Yanosky: Chairside lighting up until recently has been a real challenge. With our desire to have the track lighting and not chairside dental lighting, we occasionally found it difficult to see on certain procedures such as bonding second molars and other procedures in the posterior part of the mouth. Our solution was to use magnification loupes with a cordless light mounted on the frame of the loupes. The power pack is about the size of a large cell phone and is light and easy to manage around the clinic. There is no better chairside lighting, in my opinion.

OP: What would you change about your operatory lighting if you could?

Mark R. Yanosky, DMD, MS

Astuto: Because there is so much natural light, during the few weeks before the fall daylight savings time change, we get an excess of natural light beginning around 4 pm in one area of my treatment room, causing patients to squint their eyes when sitting up in the chairs. I will probably need to add some sort of blinds or covering to block the sun during those times. I would have liked to take that into consideration when we were designing the operatory setup.

Cope: Nothing, maybe make it brighter.

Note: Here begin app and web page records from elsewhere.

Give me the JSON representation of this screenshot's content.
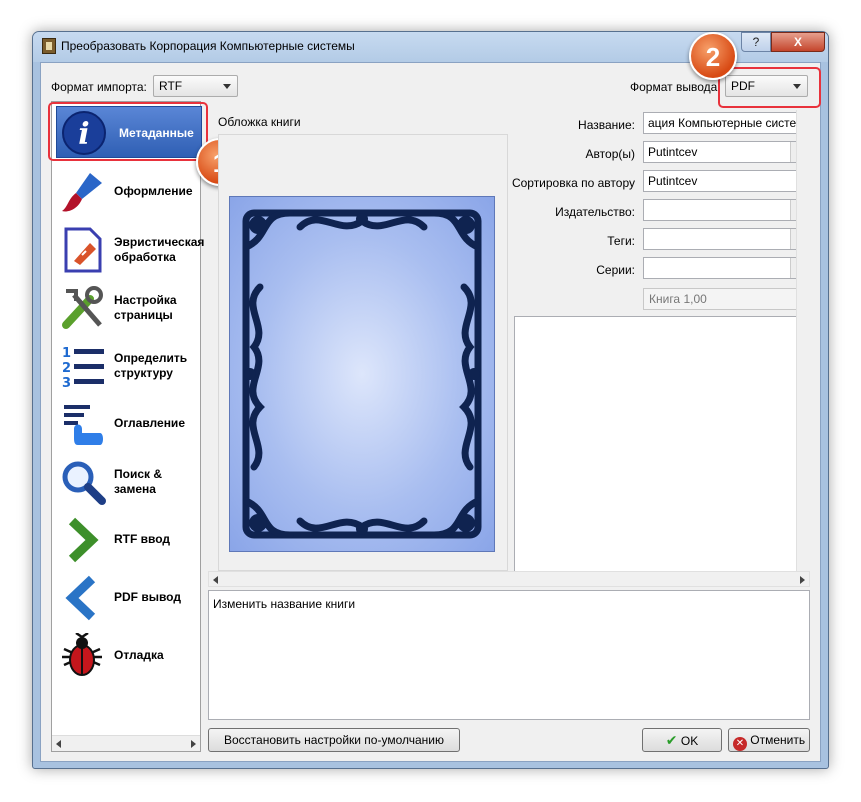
{
  "window": {
    "title": "Преобразовать Корпорация Компьютерные системы",
    "help_label": "?",
    "close_label": "X"
  },
  "import_format": {
    "label": "Формат импорта:",
    "value": "RTF"
  },
  "output_format": {
    "label": "Формат вывода",
    "value": "PDF"
  },
  "sidebar": {
    "items": [
      {
        "label": "Метаданные",
        "icon": "info-icon"
      },
      {
        "label": "Оформление",
        "icon": "brush-icon"
      },
      {
        "label": "Эвристическая обработка",
        "icon": "document-icon"
      },
      {
        "label": "Настройка страницы",
        "icon": "tools-icon"
      },
      {
        "label": "Определить структуру",
        "icon": "numbered-list-icon"
      },
      {
        "label": "Оглавление",
        "icon": "toc-icon"
      },
      {
        "label": "Поиск & замена",
        "icon": "search-icon"
      },
      {
        "label": "RTF ввод",
        "icon": "arrow-right-icon"
      },
      {
        "label": "PDF вывод",
        "icon": "arrow-left-icon"
      },
      {
        "label": "Отладка",
        "icon": "bug-icon"
      }
    ],
    "selected_index": 0
  },
  "callouts": {
    "one": "1",
    "two": "2"
  },
  "cover": {
    "label": "Обложка книги"
  },
  "metadata": {
    "title_label": "Название:",
    "title_value": "ация Компьютерные систем",
    "author_label": "Автор(ы)",
    "author_value": "Putintcev",
    "sort_label": "Сортировка по автору",
    "sort_value": "Putintcev",
    "publisher_label": "Издательство:",
    "publisher_value": "",
    "tags_label": "Теги:",
    "tags_value": "",
    "series_label": "Серии:",
    "series_value": "",
    "series_index": "Книга 1,00"
  },
  "hint_text": "Изменить название книги",
  "buttons": {
    "restore": "Восстановить настройки по-умолчанию",
    "ok": "OK",
    "cancel": "Отменить"
  },
  "colors": {
    "selection": "#2f5fb4",
    "highlight_box": "#e8323c",
    "badge": "#d84a14",
    "ok_check": "#2a9d2a",
    "cancel_x": "#c62828"
  }
}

Gladwell: If I could change anything, I would probably try to get a little more light from the overheads. Possibly drop them down a little more, but I really don’t think it would make a huge difference. When I need extra light, the task lighting is plenty. During bondings, we actually don’t use the task lighting (to help make sure our brackets don’t cure before we are ready). The overhead lighting provides enough light to work without a problem.

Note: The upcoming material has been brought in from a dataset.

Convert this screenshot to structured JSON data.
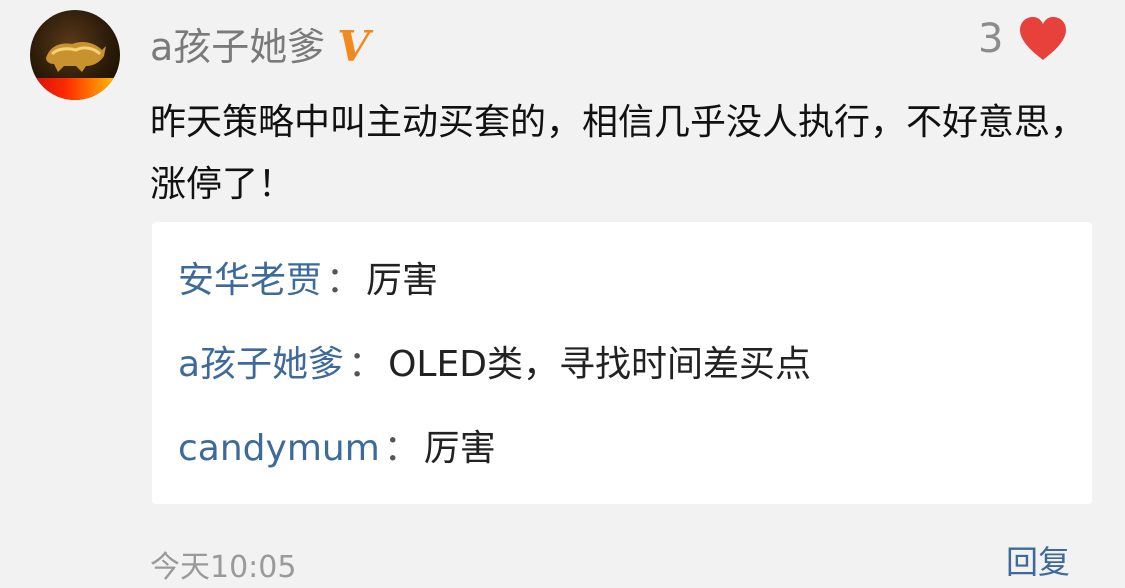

Yanosky: At this point we are pretty happy. It may be nice at times to have more ambient lighting in our clinic bay, but we have to balance this with the desire to not appear too washed out and “clinical.”

Steven Astuto, DDS, MSD, is in private practice in Amarillo, Dalhart, Childress, and Hereford, Tex. He is a Diplomate of the American Board of Orthodontics and a member of numerous local and national professional organizations, including the American Dental Association, AAO, American Board of Orthodontics, Panhandle District Dental Society, and the Southwestern Society of Orthodontists. He can be reached at

Jason B. Cope, DDS, PhD, has a private practice in University Park, Tex. He is an adjunct clinical assistant professor at Baylor College of Dentistry. He is the author of OrthoTADs: The Clinical Guide and Atlas. He is a Diplomate of the American Board of Orthodontics and a member of the Edward H. Angle Society of Orthodontists. He can be reached at

Jason Gladwell, DDS, MSD, has a private practice in Wake Forest, NC. He is a Diplomate of the American Board of Orthodontics, a member of the American Association of Orthodontists, as well as a member of the regional and state orthodontic associations. He can be reached at

Mark R. Yanosky, DMD, MS, is in private practice in Vestavia Hills, Ala. He can be reached at